Erosion is a natural process in which rocks or soil are moved from one location to another by wind or water. Material may move through erosion for distances ranging from a few feet to thousands of miles. Erosion often is most noticeable along shorelines, but it occurs in a variety of areas throughout the world.
Erosion occurs naturally, but human activity has increased the incidence of erosion by 10 to 40 times globally as of 2014. Excessive erosion affects agriculture and the flow of bodies of water. It affects various ecosystems and can lead to the endangerment or extinction of species that lose habitat or food sources.
The condition of soil plays a role in the susceptibility of an area to erosion. When water can easily soak through soil, it is less likely to run off and take soil with it. The amount and condition of plants on the surface of soil also affect how easily erosion occurs. Grasses and other plants help slow water runoff and make it easier for water to permeate the soil. Climate also plays a role in erosion. Areas with a great deal of rain can experience significant runoff and resulting erosion. Very dry areas may have erosion from dry soils blowing away.
Various factors intensify and speed up erosion.
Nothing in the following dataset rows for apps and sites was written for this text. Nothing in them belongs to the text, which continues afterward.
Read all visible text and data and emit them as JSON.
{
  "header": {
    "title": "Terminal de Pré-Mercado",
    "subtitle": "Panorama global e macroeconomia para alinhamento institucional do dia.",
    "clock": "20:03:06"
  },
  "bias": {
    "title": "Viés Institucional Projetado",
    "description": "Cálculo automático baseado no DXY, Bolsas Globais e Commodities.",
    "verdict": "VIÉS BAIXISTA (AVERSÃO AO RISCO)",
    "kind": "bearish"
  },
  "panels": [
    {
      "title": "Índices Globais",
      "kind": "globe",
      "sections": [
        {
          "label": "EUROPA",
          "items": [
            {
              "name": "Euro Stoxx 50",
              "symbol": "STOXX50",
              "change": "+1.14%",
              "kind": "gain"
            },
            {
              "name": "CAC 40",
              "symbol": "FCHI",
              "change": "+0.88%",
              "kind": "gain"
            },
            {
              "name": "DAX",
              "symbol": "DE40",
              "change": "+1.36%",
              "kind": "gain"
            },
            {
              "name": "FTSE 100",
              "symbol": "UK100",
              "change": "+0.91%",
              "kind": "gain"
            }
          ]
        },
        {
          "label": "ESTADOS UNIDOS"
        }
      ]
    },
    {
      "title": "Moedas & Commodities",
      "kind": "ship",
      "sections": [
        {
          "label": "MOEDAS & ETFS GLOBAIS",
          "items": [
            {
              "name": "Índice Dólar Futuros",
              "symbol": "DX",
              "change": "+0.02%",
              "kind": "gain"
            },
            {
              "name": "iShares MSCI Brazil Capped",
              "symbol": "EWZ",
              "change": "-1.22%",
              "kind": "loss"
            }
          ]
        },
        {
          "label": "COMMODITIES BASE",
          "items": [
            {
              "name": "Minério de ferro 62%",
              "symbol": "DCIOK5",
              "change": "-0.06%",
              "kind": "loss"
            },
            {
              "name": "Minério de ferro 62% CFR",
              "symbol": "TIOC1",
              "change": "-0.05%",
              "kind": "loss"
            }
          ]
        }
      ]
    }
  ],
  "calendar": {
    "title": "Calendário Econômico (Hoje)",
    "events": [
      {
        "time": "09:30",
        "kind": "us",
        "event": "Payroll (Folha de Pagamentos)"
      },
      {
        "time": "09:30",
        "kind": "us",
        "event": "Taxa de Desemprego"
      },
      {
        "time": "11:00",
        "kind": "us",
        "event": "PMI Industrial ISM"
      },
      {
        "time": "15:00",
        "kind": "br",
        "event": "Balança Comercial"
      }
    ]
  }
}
Intensive farming, climate change, cutting down trees and construction of roads and buildings all affect erosion.